4) Cost Savings. Throughout the three reasons, we have already mentioned several ways photoluminescent exit signs will ultimately offer you a long term cost savings compared to that of tritium exit signs. When it comes to purchasing initial photoluminescent exit signs, they will also cost less up front then tritium exit signs. Maintenance on photoluminescent exit signs is minimal visual monthly inspection and general dusting or cleaning and according to the U.S. Department of Energy, they are the most energy-efficient exit sign on the market today.
Where Are We Seeing Photoluminescent Materials?
Although photoluminescent technology came after tritium, it is nothing new. New York City passed New York Law 26 in 2004 after the September 11th tragedy and other (unrelated) incidents, which mandated the use of photoluminescent technology in all buildings over 75 feet high. Following suit, the International Building Code and International Fire Code also revised to include approval to use photoluminescent technology in new and existing high-rise buildings. The International Convention for the Safety of Life at Sea also mandated photoluminescent materials for safety and rescue products for decades. Another notable use of photoluminescent technology is on passenger rail trains required by APTA.
What Else Should I Know Before Purchasing Photoluminescent Exit Signs?

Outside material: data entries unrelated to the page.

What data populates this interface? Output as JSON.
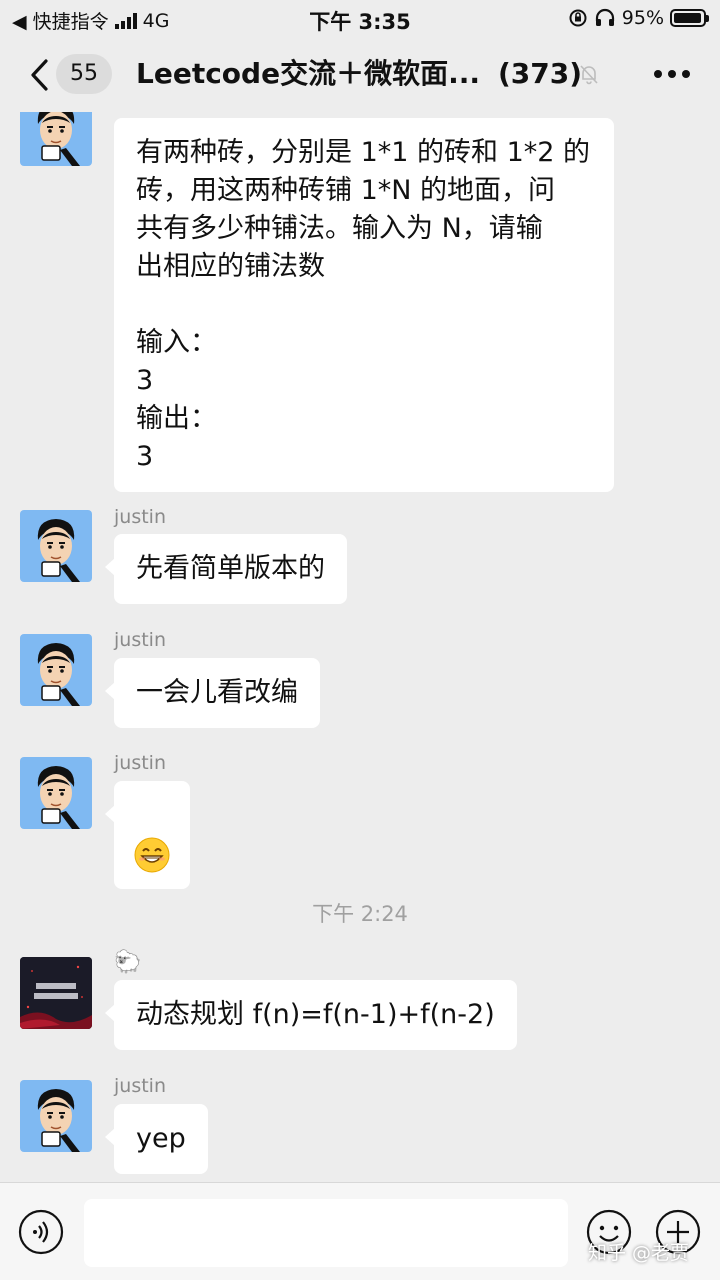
{
  "status_bar": {
    "carrier": "◀ 快捷指令",
    "network": "4G",
    "time": "下午 3:35",
    "battery_text": "95%",
    "battery_level": 0.95
  },
  "nav": {
    "unread_count": "55",
    "title": "Leetcode交流＋微软面...",
    "member_count": "(373)"
  },
  "messages": [
    {
      "sender": "",
      "text": "有两种砖，分别是 1*1 的砖和 1*2 的\n砖，用这两种砖铺 1*N 的地面，问\n共有多少种铺法。输入为 N，请输\n出相应的铺法数\n\n输入：\n3\n输出：\n3"
    },
    {
      "sender": "justin",
      "text": "先看简单版本的"
    },
    {
      "sender": "justin",
      "text": "一会儿看改编"
    },
    {
      "sender": "justin",
      "emoji": "grinning-face"
    },
    {
      "timestamp": "下午 2:24"
    },
    {
      "sender": "🐑",
      "text": "动态规划  f(n)=f(n-1)+f(n-2)"
    },
    {
      "sender": "justin",
      "text": "yep"
    }
  ],
  "watermark": "知乎 @老贾",
  "colors": {
    "background": "#ededed",
    "bubble": "#ffffff",
    "avatar_bg": "#7fb9f2",
    "timestamp": "#a0a0a0"
  }
}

Although non-toxic, photoluminescent exit signs need to adhere to specific regulating authorities requirements including Occupational Safety and Health Administration (OSHA), National Fire Protection Association (NFPA), Joint Commission on Accreditation of Healthcare Organizations (JCAHO), International Building Code, International Fire Code. UL, in particular, is the key certification organization that validates products for emergency exit signage in the jurisdictions that adopt the International Building Code (IBC), International Fire Code (IFC) and NFPA 101: Life Safety Code. The technical standard for photoluminescent exit signs and egress systems is known as UL 924, Emergency Lighting and Power Equipment. UL 924 applies to any emergency lighting and power equipment for use in unclassified locations and intended for connection to branch circuits of 600 V or less. Therefore, when it comes time to replace your tritium exit signs for photoluminescent exit signs make sure that you specify an exit sign that is UL 924 listed and install it per NFPA 101, International Building Code, and the International Fire Code. Contact Jessup Manufacturing to discuss your options for photoluminescent exit signs and egress systems today.